What you should do
Set down each line of the records once more, precisely, and omit the pictures.

The records
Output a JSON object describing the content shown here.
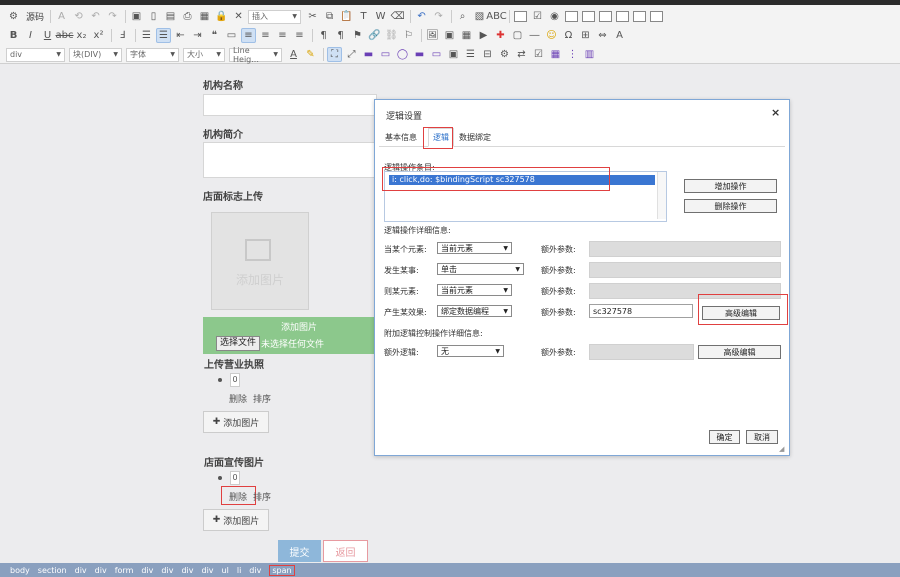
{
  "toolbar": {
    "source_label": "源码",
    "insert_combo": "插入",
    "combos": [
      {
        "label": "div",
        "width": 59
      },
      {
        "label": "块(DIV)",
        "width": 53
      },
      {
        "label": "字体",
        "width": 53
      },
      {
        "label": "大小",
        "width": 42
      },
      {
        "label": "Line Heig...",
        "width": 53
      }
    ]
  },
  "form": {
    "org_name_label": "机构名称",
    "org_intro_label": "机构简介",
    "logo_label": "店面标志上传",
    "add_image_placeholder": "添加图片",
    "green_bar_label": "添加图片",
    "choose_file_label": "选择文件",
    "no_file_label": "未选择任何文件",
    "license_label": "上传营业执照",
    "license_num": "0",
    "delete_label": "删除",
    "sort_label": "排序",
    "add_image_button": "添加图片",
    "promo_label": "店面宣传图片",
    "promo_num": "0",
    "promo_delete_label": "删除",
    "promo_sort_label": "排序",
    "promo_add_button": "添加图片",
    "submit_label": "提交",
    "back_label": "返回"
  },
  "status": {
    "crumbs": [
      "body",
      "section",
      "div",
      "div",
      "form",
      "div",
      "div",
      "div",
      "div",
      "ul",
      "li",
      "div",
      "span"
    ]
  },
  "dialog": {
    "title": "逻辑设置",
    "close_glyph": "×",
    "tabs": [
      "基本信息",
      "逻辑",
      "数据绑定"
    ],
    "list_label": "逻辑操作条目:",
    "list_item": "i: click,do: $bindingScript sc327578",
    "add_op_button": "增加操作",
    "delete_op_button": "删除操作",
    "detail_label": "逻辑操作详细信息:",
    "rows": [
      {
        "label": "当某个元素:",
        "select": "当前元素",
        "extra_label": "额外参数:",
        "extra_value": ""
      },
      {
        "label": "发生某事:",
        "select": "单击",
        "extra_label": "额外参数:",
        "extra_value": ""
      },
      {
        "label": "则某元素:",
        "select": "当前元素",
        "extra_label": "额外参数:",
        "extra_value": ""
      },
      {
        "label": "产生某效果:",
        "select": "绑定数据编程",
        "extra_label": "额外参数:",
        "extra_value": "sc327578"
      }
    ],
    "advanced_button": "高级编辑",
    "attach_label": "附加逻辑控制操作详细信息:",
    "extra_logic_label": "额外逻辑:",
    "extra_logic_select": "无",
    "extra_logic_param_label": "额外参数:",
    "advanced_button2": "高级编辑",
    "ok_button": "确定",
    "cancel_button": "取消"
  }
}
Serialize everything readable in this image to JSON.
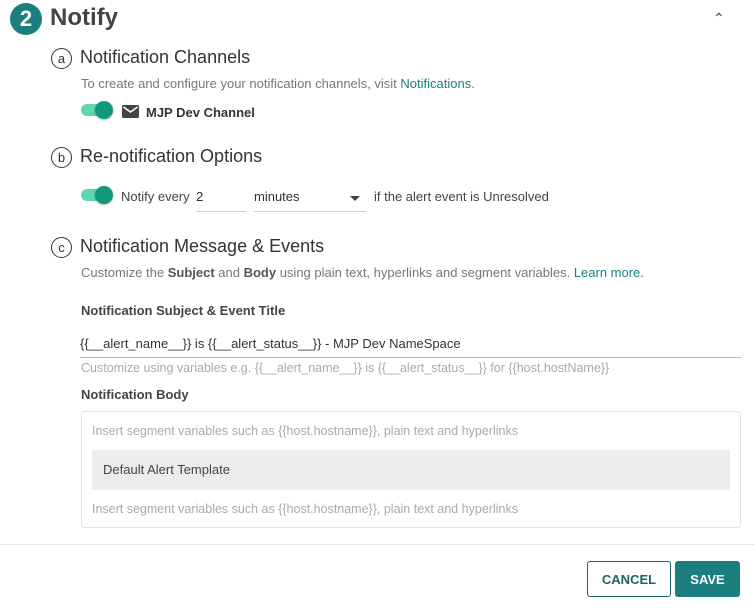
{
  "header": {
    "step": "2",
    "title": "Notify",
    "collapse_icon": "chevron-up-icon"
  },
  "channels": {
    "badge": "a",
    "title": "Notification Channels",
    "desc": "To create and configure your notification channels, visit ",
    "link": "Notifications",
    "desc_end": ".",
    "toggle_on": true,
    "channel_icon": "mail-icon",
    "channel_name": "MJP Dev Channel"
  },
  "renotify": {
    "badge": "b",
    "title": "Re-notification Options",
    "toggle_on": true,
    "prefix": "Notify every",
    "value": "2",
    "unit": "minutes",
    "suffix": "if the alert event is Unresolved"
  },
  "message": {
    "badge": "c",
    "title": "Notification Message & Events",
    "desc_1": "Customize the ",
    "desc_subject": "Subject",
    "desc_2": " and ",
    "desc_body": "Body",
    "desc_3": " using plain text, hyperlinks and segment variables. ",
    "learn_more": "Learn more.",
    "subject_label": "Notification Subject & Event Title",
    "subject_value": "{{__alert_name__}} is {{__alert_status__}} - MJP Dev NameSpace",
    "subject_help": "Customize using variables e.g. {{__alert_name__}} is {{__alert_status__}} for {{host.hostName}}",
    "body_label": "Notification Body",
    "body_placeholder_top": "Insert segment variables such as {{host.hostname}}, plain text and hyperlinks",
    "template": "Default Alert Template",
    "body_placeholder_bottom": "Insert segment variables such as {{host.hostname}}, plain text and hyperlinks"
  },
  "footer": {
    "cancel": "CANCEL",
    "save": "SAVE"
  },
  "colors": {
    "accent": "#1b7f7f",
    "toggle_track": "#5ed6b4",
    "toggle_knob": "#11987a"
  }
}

Reply
Output a JSON object describing the content shown here.
{
  "toolbar": {
    "source_label": "源码",
    "insert_combo": "插入",
    "combos": [
      {
        "label": "div",
        "width": 59
      },
      {
        "label": "块(DIV)",
        "width": 53
      },
      {
        "label": "字体",
        "width": 53
      },
      {
        "label": "大小",
        "width": 42
      },
      {
        "label": "Line Heig...",
        "width": 53
      }
    ]
  },
  "form": {
    "org_name_label": "机构名称",
    "org_intro_label": "机构简介",
    "logo_label": "店面标志上传",
    "add_image_placeholder": "添加图片",
    "green_bar_label": "添加图片",
    "choose_file_label": "选择文件",
    "no_file_label": "未选择任何文件",
    "license_label": "上传营业执照",
    "license_num": "0",
    "delete_label": "删除",
    "sort_label": "排序",
    "add_image_button": "添加图片",
    "promo_label": "店面宣传图片",
    "promo_num": "0",
    "promo_delete_label": "删除",
    "promo_sort_label": "排序",
    "promo_add_button": "添加图片",
    "submit_label": "提交",
    "back_label": "返回"
  },
  "status": {
    "crumbs": [
      "body",
      "section",
      "div",
      "div",
      "form",
      "div",
      "div",
      "div",
      "div",
      "ul",
      "li",
      "div",
      "span"
    ]
  },
  "dialog": {
    "title": "逻辑设置",
    "close_glyph": "×",
    "tabs": [
      "基本信息",
      "逻辑",
      "数据绑定"
    ],
    "list_label": "逻辑操作条目:",
    "list_item": "i: click,do: $bindingScript sc327578",
    "add_op_button": "增加操作",
    "delete_op_button": "删除操作",
    "detail_label": "逻辑操作详细信息:",
    "rows": [
      {
        "label": "当某个元素:",
        "select": "当前元素",
        "extra_label": "额外参数:",
        "extra_value": ""
      },
      {
        "label": "发生某事:",
        "select": "单击",
        "extra_label": "额外参数:",
        "extra_value": ""
      },
      {
        "label": "则某元素:",
        "select": "当前元素",
        "extra_label": "额外参数:",
        "extra_value": ""
      },
      {
        "label": "产生某效果:",
        "select": "绑定数据编程",
        "extra_label": "额外参数:",
        "extra_value": "sc327578"
      }
    ],
    "advanced_button": "高级编辑",
    "attach_label": "附加逻辑控制操作详细信息:",
    "extra_logic_label": "额外逻辑:",
    "extra_logic_select": "无",
    "extra_logic_param_label": "额外参数:",
    "advanced_button2": "高级编辑",
    "ok_button": "确定",
    "cancel_button": "取消"
  }
}
Serialize everything readable in this image to JSON.
{
  "header": {
    "step": "2",
    "title": "Notify",
    "collapse_icon": "chevron-up-icon"
  },
  "channels": {
    "badge": "a",
    "title": "Notification Channels",
    "desc": "To create and configure your notification channels, visit ",
    "link": "Notifications",
    "desc_end": ".",
    "toggle_on": true,
    "channel_icon": "mail-icon",
    "channel_name": "MJP Dev Channel"
  },
  "renotify": {
    "badge": "b",
    "title": "Re-notification Options",
    "toggle_on": true,
    "prefix": "Notify every",
    "value": "2",
    "unit": "minutes",
    "suffix": "if the alert event is Unresolved"
  },
  "message": {
    "badge": "c",
    "title": "Notification Message & Events",
    "desc_1": "Customize the ",
    "desc_subject": "Subject",
    "desc_2": " and ",
    "desc_body": "Body",
    "desc_3": " using plain text, hyperlinks and segment variables. ",
    "learn_more": "Learn more.",
    "subject_label": "Notification Subject & Event Title",
    "subject_value": "{{__alert_name__}} is {{__alert_status__}} - MJP Dev NameSpace",
    "subject_help": "Customize using variables e.g. {{__alert_name__}} is {{__alert_status__}} for {{host.hostName}}",
    "body_label": "Notification Body",
    "body_placeholder_top": "Insert segment variables such as {{host.hostname}}, plain text and hyperlinks",
    "template": "Default Alert Template",
    "body_placeholder_bottom": "Insert segment variables such as {{host.hostname}}, plain text and hyperlinks"
  },
  "footer": {
    "cancel": "CANCEL",
    "save": "SAVE"
  },
  "colors": {
    "accent": "#1b7f7f",
    "toggle_track": "#5ed6b4",
    "toggle_knob": "#11987a"
  }
}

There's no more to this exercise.